In 1992, the company advanced into the Chinese market, in Shenyang. “The reason Suh chose the relatively-unknown Shenyang was because he wanted to know everything from scratch,” a company insider said. Suh has reportedly visited China more than 120 times and had been a hands-on boss there. AmorePacific now has six focus regions in China and established a comprehensive research and development, logistics, and manufacturing facilities in Shanghai in October 2014.
The company also has more than 4,221 stores in China, Hong Kong, the U.S., Singapore, Taiwan, Thailand, Malaysia, Indonesia, Vietnam, the Philippines and more. In China, the skincare segment is popular, and in the U.S., the company is pushing the top-tier brand Amore Pacific and Sulwhasoo, while in France it is focusing on perfumes including Lolita Lempicka and Annick Goutal.
“We are expanding and diversifying our portfolio and retail channels,” a company official said.
During the expansion, Suh has adopted the rather horizontal communication culture to keep up with the global trend. He has removed all job titles inside the company, and is often referred to as Suh Kyung-bae “nim,” which conveys respect without reference to a formal title.
“On every first working day of the month, he gathers the workers to a large conference room and shares his vision and experiences. This rather casual atmosphere and close proximity to the leader motivates young workers,” the official added. Investment for future
Despite such tangible outcomes, the company has been vigorously seeking to expand its presence through launching new brands as well as mergers and acquisition.
In order to penetrate Europe, it has acquired luxury perfume brand Annick Goutal. The company has also launched makeup removal apparatus brand Make On and is planning some more.
“AmorePacific allocates 3 percent of its annual sales to research and development. The figure may not seem impressive but it is equivalent to global powerhouses such as L’Oreal and others,” Kim Seung-hwan, a high-ranking official at the company, was quoted as telling the Hankook Ilbo newspaper. Possible succession
Suh, born in 1963, is still quite young. But it seems that he is already planning his succession.
Married to the daughter of Nongshim chairman Shin Choon-ho, Suh has two daughters. Among them, his eldest, Min-jeong has emerged as the heiress-apparent to the beauty empire. She has reportedly inherited Suh’s shares of Innisfree and Etude House brands, which makes Min-jeong 18.8 percent-owner of Innisfree and 19.52 percent of Etude House. Having also inherited some shares of Nongshim, she has risen as one of the 20-something stock superrich here.
Though the 23-year-old is still a Cornell University student, market watchers have been gossiping about her future participation because she is known to be interested in her father’s business. Suh has dismissed the forecast.

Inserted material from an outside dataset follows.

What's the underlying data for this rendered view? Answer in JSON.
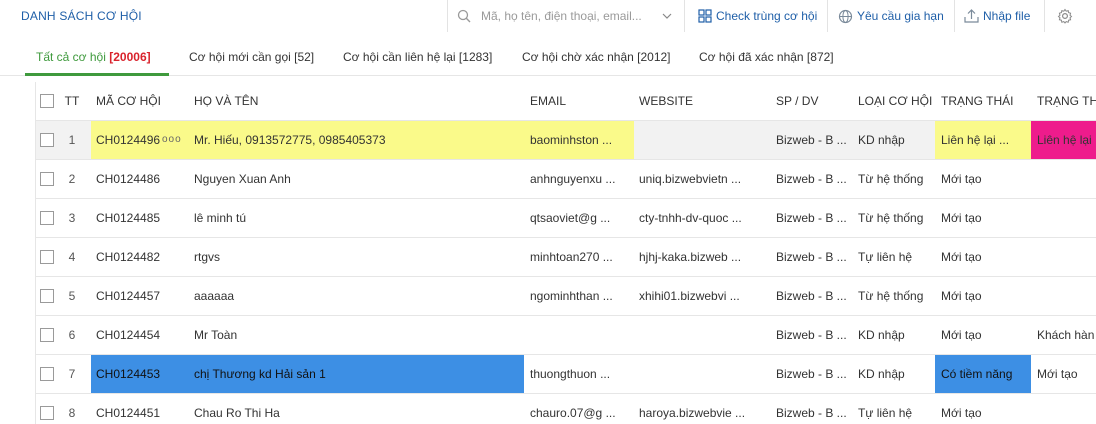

“She might want to take a different path from her father,” he told the press in October.
By Bae Ji-sook (email@example.com)